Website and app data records
======
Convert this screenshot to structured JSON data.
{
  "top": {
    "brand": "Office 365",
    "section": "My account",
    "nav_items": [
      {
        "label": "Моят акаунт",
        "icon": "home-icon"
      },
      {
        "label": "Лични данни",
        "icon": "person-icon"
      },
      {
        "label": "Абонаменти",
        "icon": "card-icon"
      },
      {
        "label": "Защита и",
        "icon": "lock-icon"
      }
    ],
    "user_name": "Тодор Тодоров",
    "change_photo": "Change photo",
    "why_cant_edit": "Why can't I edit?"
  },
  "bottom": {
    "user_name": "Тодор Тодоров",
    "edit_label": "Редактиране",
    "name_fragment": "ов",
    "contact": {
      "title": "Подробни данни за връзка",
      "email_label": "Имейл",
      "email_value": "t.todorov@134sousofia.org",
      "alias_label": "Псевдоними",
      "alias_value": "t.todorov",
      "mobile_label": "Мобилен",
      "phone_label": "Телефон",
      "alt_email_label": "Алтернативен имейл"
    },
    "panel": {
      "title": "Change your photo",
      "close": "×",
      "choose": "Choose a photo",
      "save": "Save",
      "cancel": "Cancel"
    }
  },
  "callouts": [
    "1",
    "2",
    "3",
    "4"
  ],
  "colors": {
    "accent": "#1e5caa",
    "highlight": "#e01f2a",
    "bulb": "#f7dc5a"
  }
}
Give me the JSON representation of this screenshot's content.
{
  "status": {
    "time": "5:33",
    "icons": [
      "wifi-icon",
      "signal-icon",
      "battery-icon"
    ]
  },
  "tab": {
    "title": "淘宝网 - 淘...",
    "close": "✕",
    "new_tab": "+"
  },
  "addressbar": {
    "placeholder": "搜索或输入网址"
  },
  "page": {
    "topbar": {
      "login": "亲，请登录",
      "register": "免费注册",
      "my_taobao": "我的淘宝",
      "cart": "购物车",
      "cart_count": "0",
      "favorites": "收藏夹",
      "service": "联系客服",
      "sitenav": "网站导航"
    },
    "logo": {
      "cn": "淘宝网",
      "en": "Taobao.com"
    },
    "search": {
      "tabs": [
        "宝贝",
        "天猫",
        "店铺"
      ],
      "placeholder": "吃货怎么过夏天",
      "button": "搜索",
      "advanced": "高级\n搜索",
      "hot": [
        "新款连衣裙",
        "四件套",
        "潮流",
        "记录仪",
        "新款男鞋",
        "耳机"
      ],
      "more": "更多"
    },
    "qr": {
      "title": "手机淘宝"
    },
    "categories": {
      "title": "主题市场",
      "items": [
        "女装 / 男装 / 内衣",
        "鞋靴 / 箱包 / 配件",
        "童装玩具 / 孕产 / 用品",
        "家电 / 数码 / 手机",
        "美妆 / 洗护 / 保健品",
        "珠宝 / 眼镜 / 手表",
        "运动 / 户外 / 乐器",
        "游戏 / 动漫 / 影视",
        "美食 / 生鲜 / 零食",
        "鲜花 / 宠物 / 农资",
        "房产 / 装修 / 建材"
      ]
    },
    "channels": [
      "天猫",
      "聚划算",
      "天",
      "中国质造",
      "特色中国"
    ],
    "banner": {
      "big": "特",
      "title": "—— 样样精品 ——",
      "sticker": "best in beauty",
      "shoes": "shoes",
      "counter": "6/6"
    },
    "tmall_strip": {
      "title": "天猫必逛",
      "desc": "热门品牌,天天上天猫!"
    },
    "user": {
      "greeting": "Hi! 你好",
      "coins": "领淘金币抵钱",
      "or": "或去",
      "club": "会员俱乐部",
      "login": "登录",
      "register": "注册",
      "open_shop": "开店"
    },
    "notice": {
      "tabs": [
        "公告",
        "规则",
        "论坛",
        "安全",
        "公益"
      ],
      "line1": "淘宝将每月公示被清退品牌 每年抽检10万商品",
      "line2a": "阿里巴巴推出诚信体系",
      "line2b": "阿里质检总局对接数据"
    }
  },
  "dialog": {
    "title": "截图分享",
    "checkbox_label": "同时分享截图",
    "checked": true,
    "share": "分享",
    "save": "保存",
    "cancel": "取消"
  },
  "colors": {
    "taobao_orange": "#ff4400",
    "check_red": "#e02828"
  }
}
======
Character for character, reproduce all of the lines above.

**Your response:**
Convert this screenshot to structured JSON data.
{
  "top": {
    "brand": "Office 365",
    "section": "My account",
    "nav_items": [
      {
        "label": "Моят акаунт",
        "icon": "home-icon"
      },
      {
        "label": "Лични данни",
        "icon": "person-icon"
      },
      {
        "label": "Абонаменти",
        "icon": "card-icon"
      },
      {
        "label": "Защита и",
        "icon": "lock-icon"
      }
    ],
    "user_name": "Тодор Тодоров",
    "change_photo": "Change photo",
    "why_cant_edit": "Why can't I edit?"
  },
  "bottom": {
    "user_name": "Тодор Тодоров",
    "edit_label": "Редактиране",
    "name_fragment": "ов",
    "contact": {
      "title": "Подробни данни за връзка",
      "email_label": "Имейл",
      "email_value": "t.todorov@134sousofia.org",
      "alias_label": "Псевдоними",
      "alias_value": "t.todorov",
      "mobile_label": "Мобилен",
      "phone_label": "Телефон",
      "alt_email_label": "Алтернативен имейл"
    },
    "panel": {
      "title": "Change your photo",
      "close": "×",
      "choose": "Choose a photo",
      "save": "Save",
      "cancel": "Cancel"
    }
  },
  "callouts": [
    "1",
    "2",
    "3",
    "4"
  ],
  "colors": {
    "accent": "#1e5caa",
    "highlight": "#e01f2a",
    "bulb": "#f7dc5a"
  }
}
Give me the JSON representation of this screenshot's content.
{
  "status": {
    "time": "5:33",
    "icons": [
      "wifi-icon",
      "signal-icon",
      "battery-icon"
    ]
  },
  "tab": {
    "title": "淘宝网 - 淘...",
    "close": "✕",
    "new_tab": "+"
  },
  "addressbar": {
    "placeholder": "搜索或输入网址"
  },
  "page": {
    "topbar": {
      "login": "亲，请登录",
      "register": "免费注册",
      "my_taobao": "我的淘宝",
      "cart": "购物车",
      "cart_count": "0",
      "favorites": "收藏夹",
      "service": "联系客服",
      "sitenav": "网站导航"
    },
    "logo": {
      "cn": "淘宝网",
      "en": "Taobao.com"
    },
    "search": {
      "tabs": [
        "宝贝",
        "天猫",
        "店铺"
      ],
      "placeholder": "吃货怎么过夏天",
      "button": "搜索",
      "advanced": "高级\n搜索",
      "hot": [
        "新款连衣裙",
        "四件套",
        "潮流",
        "记录仪",
        "新款男鞋",
        "耳机"
      ],
      "more": "更多"
    },
    "qr": {
      "title": "手机淘宝"
    },
    "categories": {
      "title": "主题市场",
      "items": [
        "女装 / 男装 / 内衣",
        "鞋靴 / 箱包 / 配件",
        "童装玩具 / 孕产 / 用品",
        "家电 / 数码 / 手机",
        "美妆 / 洗护 / 保健品",
        "珠宝 / 眼镜 / 手表",
        "运动 / 户外 / 乐器",
        "游戏 / 动漫 / 影视",
        "美食 / 生鲜 / 零食",
        "鲜花 / 宠物 / 农资",
        "房产 / 装修 / 建材"
      ]
    },
    "channels": [
      "天猫",
      "聚划算",
      "天",
      "中国质造",
      "特色中国"
    ],
    "banner": {
      "big": "特",
      "title": "—— 样样精品 ——",
      "sticker": "best in beauty",
      "shoes": "shoes",
      "counter": "6/6"
    },
    "tmall_strip": {
      "title": "天猫必逛",
      "desc": "热门品牌,天天上天猫!"
    },
    "user": {
      "greeting": "Hi! 你好",
      "coins": "领淘金币抵钱",
      "or": "或去",
      "club": "会员俱乐部",
      "login": "登录",
      "register": "注册",
      "open_shop": "开店"
    },
    "notice": {
      "tabs": [
        "公告",
        "规则",
        "论坛",
        "安全",
        "公益"
      ],
      "line1": "淘宝将每月公示被清退品牌 每年抽检10万商品",
      "line2a": "阿里巴巴推出诚信体系",
      "line2b": "阿里质检总局对接数据"
    }
  },
  "dialog": {
    "title": "截图分享",
    "checkbox_label": "同时分享截图",
    "checked": true,
    "share": "分享",
    "save": "保存",
    "cancel": "取消"
  },
  "colors": {
    "taobao_orange": "#ff4400",
    "check_red": "#e02828"
  }
}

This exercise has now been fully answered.